▶ [About this task] Each record needs to be echoed exactly; can you do that?

▶ [Data provided]
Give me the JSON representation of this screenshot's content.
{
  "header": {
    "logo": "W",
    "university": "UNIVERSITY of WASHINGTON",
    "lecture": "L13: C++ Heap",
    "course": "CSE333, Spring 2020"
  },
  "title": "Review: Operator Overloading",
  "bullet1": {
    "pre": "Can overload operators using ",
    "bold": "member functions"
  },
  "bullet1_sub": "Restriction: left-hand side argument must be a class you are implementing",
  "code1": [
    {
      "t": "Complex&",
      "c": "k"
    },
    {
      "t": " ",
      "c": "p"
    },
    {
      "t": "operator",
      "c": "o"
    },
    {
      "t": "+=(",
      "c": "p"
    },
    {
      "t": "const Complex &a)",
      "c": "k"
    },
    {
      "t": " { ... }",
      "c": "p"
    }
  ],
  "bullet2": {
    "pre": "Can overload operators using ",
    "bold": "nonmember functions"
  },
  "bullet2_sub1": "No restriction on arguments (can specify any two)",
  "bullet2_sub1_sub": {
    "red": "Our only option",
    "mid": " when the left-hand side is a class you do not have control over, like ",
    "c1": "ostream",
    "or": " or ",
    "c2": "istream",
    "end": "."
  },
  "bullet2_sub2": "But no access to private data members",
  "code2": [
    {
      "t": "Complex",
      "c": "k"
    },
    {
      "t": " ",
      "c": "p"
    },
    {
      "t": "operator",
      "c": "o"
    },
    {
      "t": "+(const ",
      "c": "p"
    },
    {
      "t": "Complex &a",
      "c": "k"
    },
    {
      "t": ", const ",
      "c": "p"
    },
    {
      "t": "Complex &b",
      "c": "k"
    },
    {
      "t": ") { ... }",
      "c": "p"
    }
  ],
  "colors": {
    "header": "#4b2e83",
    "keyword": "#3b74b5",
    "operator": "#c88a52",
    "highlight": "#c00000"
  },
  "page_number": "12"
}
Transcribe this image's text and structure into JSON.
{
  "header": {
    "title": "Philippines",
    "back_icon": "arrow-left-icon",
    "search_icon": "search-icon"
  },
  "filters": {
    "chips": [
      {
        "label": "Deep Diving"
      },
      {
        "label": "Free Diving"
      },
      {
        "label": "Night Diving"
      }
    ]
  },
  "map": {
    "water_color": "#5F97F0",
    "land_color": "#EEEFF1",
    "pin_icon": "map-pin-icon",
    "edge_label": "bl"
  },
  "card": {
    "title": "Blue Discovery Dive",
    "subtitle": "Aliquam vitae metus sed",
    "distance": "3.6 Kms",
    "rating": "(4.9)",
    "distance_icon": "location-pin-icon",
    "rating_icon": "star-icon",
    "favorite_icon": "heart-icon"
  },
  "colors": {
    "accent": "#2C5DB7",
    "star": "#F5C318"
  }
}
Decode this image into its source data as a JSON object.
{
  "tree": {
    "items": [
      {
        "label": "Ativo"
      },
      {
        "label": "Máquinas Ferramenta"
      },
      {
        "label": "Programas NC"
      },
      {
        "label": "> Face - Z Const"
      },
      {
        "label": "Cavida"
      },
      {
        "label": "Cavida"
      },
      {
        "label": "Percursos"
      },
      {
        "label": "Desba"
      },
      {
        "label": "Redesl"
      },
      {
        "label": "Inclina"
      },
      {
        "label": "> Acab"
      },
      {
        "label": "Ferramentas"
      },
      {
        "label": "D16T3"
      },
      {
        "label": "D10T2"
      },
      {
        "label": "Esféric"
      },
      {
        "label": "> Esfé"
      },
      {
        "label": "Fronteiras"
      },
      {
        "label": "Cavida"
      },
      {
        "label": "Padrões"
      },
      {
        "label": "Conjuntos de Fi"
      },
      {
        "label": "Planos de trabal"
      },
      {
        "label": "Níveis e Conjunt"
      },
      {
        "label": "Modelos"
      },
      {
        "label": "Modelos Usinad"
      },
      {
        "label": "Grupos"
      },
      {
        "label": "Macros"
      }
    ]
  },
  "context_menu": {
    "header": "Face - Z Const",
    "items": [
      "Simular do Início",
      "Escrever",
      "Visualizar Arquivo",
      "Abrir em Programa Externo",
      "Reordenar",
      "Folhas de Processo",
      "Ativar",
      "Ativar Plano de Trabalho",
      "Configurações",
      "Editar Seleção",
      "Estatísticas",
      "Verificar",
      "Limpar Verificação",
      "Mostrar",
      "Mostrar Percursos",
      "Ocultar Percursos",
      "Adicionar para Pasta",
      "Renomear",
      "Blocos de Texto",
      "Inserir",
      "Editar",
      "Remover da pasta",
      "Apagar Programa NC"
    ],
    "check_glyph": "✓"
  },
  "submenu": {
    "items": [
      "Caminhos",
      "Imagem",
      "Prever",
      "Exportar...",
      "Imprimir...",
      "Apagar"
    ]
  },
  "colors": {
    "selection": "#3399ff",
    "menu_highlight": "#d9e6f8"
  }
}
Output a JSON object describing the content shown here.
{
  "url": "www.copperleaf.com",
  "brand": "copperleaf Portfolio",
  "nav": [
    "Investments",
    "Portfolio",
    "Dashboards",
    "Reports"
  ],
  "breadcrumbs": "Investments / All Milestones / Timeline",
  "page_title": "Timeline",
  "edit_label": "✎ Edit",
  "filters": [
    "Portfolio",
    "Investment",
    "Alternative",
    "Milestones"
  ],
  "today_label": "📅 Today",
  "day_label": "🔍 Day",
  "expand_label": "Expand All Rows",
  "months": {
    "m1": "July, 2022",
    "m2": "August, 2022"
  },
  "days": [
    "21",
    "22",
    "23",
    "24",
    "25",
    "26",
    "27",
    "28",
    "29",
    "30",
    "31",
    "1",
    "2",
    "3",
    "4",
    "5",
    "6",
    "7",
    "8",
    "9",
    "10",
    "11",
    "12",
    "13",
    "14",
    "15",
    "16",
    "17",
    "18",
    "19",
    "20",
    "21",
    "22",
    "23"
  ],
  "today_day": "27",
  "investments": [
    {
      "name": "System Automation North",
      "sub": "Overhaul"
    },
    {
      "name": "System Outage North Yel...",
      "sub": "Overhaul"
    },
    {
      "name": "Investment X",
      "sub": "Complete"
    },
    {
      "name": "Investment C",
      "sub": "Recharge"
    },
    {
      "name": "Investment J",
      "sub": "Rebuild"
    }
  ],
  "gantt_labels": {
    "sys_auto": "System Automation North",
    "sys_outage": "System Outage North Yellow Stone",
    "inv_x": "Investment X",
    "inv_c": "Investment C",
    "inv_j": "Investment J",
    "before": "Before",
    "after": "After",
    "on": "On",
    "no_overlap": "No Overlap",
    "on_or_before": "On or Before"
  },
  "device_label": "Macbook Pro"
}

▶ [Answer space]
Give me the JSON representation of this screenshot's content.
{
  "header": {
    "logo": "W",
    "university": "UNIVERSITY of WASHINGTON",
    "lecture": "L13: C++ Heap",
    "course": "CSE333, Spring 2020"
  },
  "title": "Review: Operator Overloading",
  "bullet1": {
    "pre": "Can overload operators using ",
    "bold": "member functions"
  },
  "bullet1_sub": "Restriction: left-hand side argument must be a class you are implementing",
  "code1": [
    {
      "t": "Complex&",
      "c": "k"
    },
    {
      "t": " ",
      "c": "p"
    },
    {
      "t": "operator",
      "c": "o"
    },
    {
      "t": "+=(",
      "c": "p"
    },
    {
      "t": "const Complex &a)",
      "c": "k"
    },
    {
      "t": " { ... }",
      "c": "p"
    }
  ],
  "bullet2": {
    "pre": "Can overload operators using ",
    "bold": "nonmember functions"
  },
  "bullet2_sub1": "No restriction on arguments (can specify any two)",
  "bullet2_sub1_sub": {
    "red": "Our only option",
    "mid": " when the left-hand side is a class you do not have control over, like ",
    "c1": "ostream",
    "or": " or ",
    "c2": "istream",
    "end": "."
  },
  "bullet2_sub2": "But no access to private data members",
  "code2": [
    {
      "t": "Complex",
      "c": "k"
    },
    {
      "t": " ",
      "c": "p"
    },
    {
      "t": "operator",
      "c": "o"
    },
    {
      "t": "+(const ",
      "c": "p"
    },
    {
      "t": "Complex &a",
      "c": "k"
    },
    {
      "t": ", const ",
      "c": "p"
    },
    {
      "t": "Complex &b",
      "c": "k"
    },
    {
      "t": ") { ... }",
      "c": "p"
    }
  ],
  "colors": {
    "header": "#4b2e83",
    "keyword": "#3b74b5",
    "operator": "#c88a52",
    "highlight": "#c00000"
  },
  "page_number": "12"
}
Transcribe this image's text and structure into JSON.
{
  "header": {
    "title": "Philippines",
    "back_icon": "arrow-left-icon",
    "search_icon": "search-icon"
  },
  "filters": {
    "chips": [
      {
        "label": "Deep Diving"
      },
      {
        "label": "Free Diving"
      },
      {
        "label": "Night Diving"
      }
    ]
  },
  "map": {
    "water_color": "#5F97F0",
    "land_color": "#EEEFF1",
    "pin_icon": "map-pin-icon",
    "edge_label": "bl"
  },
  "card": {
    "title": "Blue Discovery Dive",
    "subtitle": "Aliquam vitae metus sed",
    "distance": "3.6 Kms",
    "rating": "(4.9)",
    "distance_icon": "location-pin-icon",
    "rating_icon": "star-icon",
    "favorite_icon": "heart-icon"
  },
  "colors": {
    "accent": "#2C5DB7",
    "star": "#F5C318"
  }
}
Decode this image into its source data as a JSON object.
{
  "tree": {
    "items": [
      {
        "label": "Ativo"
      },
      {
        "label": "Máquinas Ferramenta"
      },
      {
        "label": "Programas NC"
      },
      {
        "label": "> Face - Z Const"
      },
      {
        "label": "Cavida"
      },
      {
        "label": "Cavida"
      },
      {
        "label": "Percursos"
      },
      {
        "label": "Desba"
      },
      {
        "label": "Redesl"
      },
      {
        "label": "Inclina"
      },
      {
        "label": "> Acab"
      },
      {
        "label": "Ferramentas"
      },
      {
        "label": "D16T3"
      },
      {
        "label": "D10T2"
      },
      {
        "label": "Esféric"
      },
      {
        "label": "> Esfé"
      },
      {
        "label": "Fronteiras"
      },
      {
        "label": "Cavida"
      },
      {
        "label": "Padrões"
      },
      {
        "label": "Conjuntos de Fi"
      },
      {
        "label": "Planos de trabal"
      },
      {
        "label": "Níveis e Conjunt"
      },
      {
        "label": "Modelos"
      },
      {
        "label": "Modelos Usinad"
      },
      {
        "label": "Grupos"
      },
      {
        "label": "Macros"
      }
    ]
  },
  "context_menu": {
    "header": "Face - Z Const",
    "items": [
      "Simular do Início",
      "Escrever",
      "Visualizar Arquivo",
      "Abrir em Programa Externo",
      "Reordenar",
      "Folhas de Processo",
      "Ativar",
      "Ativar Plano de Trabalho",
      "Configurações",
      "Editar Seleção",
      "Estatísticas",
      "Verificar",
      "Limpar Verificação",
      "Mostrar",
      "Mostrar Percursos",
      "Ocultar Percursos",
      "Adicionar para Pasta",
      "Renomear",
      "Blocos de Texto",
      "Inserir",
      "Editar",
      "Remover da pasta",
      "Apagar Programa NC"
    ],
    "check_glyph": "✓"
  },
  "submenu": {
    "items": [
      "Caminhos",
      "Imagem",
      "Prever",
      "Exportar...",
      "Imprimir...",
      "Apagar"
    ]
  },
  "colors": {
    "selection": "#3399ff",
    "menu_highlight": "#d9e6f8"
  }
}
Output a JSON object describing the content shown here.
{
  "url": "www.copperleaf.com",
  "brand": "copperleaf Portfolio",
  "nav": [
    "Investments",
    "Portfolio",
    "Dashboards",
    "Reports"
  ],
  "breadcrumbs": "Investments / All Milestones / Timeline",
  "page_title": "Timeline",
  "edit_label": "✎ Edit",
  "filters": [
    "Portfolio",
    "Investment",
    "Alternative",
    "Milestones"
  ],
  "today_label": "📅 Today",
  "day_label": "🔍 Day",
  "expand_label": "Expand All Rows",
  "months": {
    "m1": "July, 2022",
    "m2": "August, 2022"
  },
  "days": [
    "21",
    "22",
    "23",
    "24",
    "25",
    "26",
    "27",
    "28",
    "29",
    "30",
    "31",
    "1",
    "2",
    "3",
    "4",
    "5",
    "6",
    "7",
    "8",
    "9",
    "10",
    "11",
    "12",
    "13",
    "14",
    "15",
    "16",
    "17",
    "18",
    "19",
    "20",
    "21",
    "22",
    "23"
  ],
  "today_day": "27",
  "investments": [
    {
      "name": "System Automation North",
      "sub": "Overhaul"
    },
    {
      "name": "System Outage North Yel...",
      "sub": "Overhaul"
    },
    {
      "name": "Investment X",
      "sub": "Complete"
    },
    {
      "name": "Investment C",
      "sub": "Recharge"
    },
    {
      "name": "Investment J",
      "sub": "Rebuild"
    }
  ],
  "gantt_labels": {
    "sys_auto": "System Automation North",
    "sys_outage": "System Outage North Yellow Stone",
    "inv_x": "Investment X",
    "inv_c": "Investment C",
    "inv_j": "Investment J",
    "before": "Before",
    "after": "After",
    "on": "On",
    "no_overlap": "No Overlap",
    "on_or_before": "On or Before"
  },
  "device_label": "Macbook Pro"
}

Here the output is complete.